Probably the most depressing thing in both reports combined is a quote from a psychiatrist who evaluted her: “Ms. Smith clearly understands her responsibilities and their consequences and can control her behaviours when she chooses to.” (Note to psychiatrists: the fact that a person with a mental illness understands that their behaviour is wrong and is able to control it at times does not mean we can expect them to do this every fucking day.)
The reports don’t draw the line, but it’s pretty easy to imagine how that kind of assessement would lead to correctional staff to see her as bad rather than sick. That’s the kind of attitude that causes us to crack down.
If Ashely Smith is just a rotten kid, then she is choosing to be violent and self-harming. She has other options available to her and is able to use these options every single day, but somehow she prefers to be physically restrained, pepper-sprayed, tazered, straigtjacketed, and locked in solitary confinement for up to 60% of her time, rather than participating in the youth jail’s arts and gardening programs. This is her choice.
If Ashley Smith is mentally ill, even though she knows how she ought to behave and she knows that what she does is wrong, she often loses control of her behaviour and poses a threat to her own safety and the safety of others. She needs to be restrained, controlled, and even isolated at times to protect her and others. But she also needs treatment.
Ashley Smith spent five years in the correctional system with no comprehensive psychiatric treatment plan and almost no therapy. Attempts were made, but she was never allowed to stay in a facility long enough to be properly assessed and to get help. In the 11 months before she died, she was transferred 17 times.
Segregation seems to have been the most popular element of cracking down on Ashley Smith. In the youth centre, it accounted for up to 60% of her time. And as described in the federal report on her adult incarceration:
In the weeks prior to her death, Ms. Smith spent all of her time in a security gown, in a poorly lit segregation cell, interacting with staff only through a tiny food slot and with absolutely nothing to occupy her time.
Experts agree that much of her very problematic behaviour was probably caused or exacerbated by being in segregation, where the only access to human contact she had for days on end was being physically restrained. As one report concludes, prolonged isolation leads to all the symptoms and behaviour for which she was being isolated:
negative attitudes and affect, anxiety, panic, withdrawal, hypersensitivity, ruminations, cognitive dysfunction, loss of control, irritability, aggression, rage, paranoia, hopelessness, lethargy, depression, a sense of impending emotional breakdown, self-mutilation, and suicidal ideation and behaviour.
Violent and repeat young offenders, by definition, need help. I am not saying they should not also go to jail, but a crackdown mentality is not going to make them stop. But the Conservatives have majority government now, so that means we will have no choice. Once again, Stephen Harper comes through for the Apocalypse.

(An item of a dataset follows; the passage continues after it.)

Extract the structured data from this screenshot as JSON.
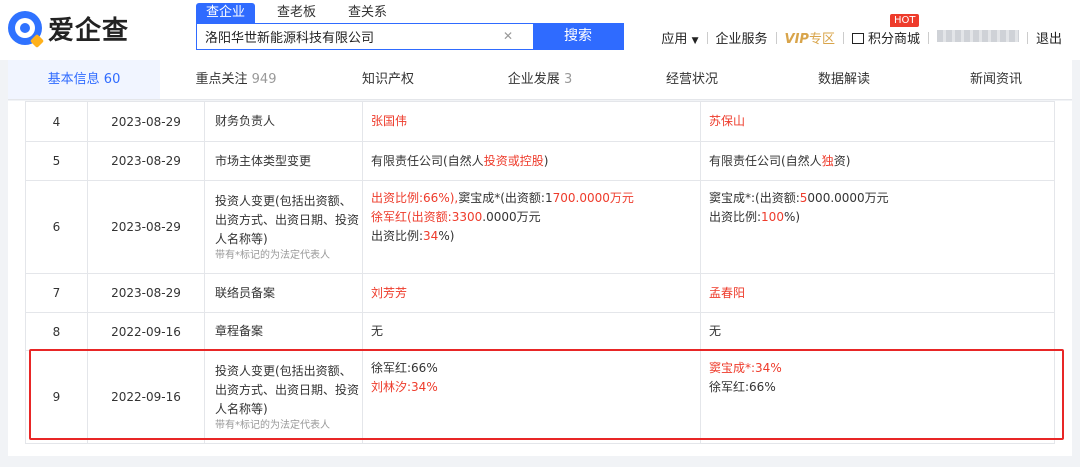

The Apocalypse: 29
(Days left to the potential rapture of Stephen Harper: 16. Pray hard, readers. Pray hard.)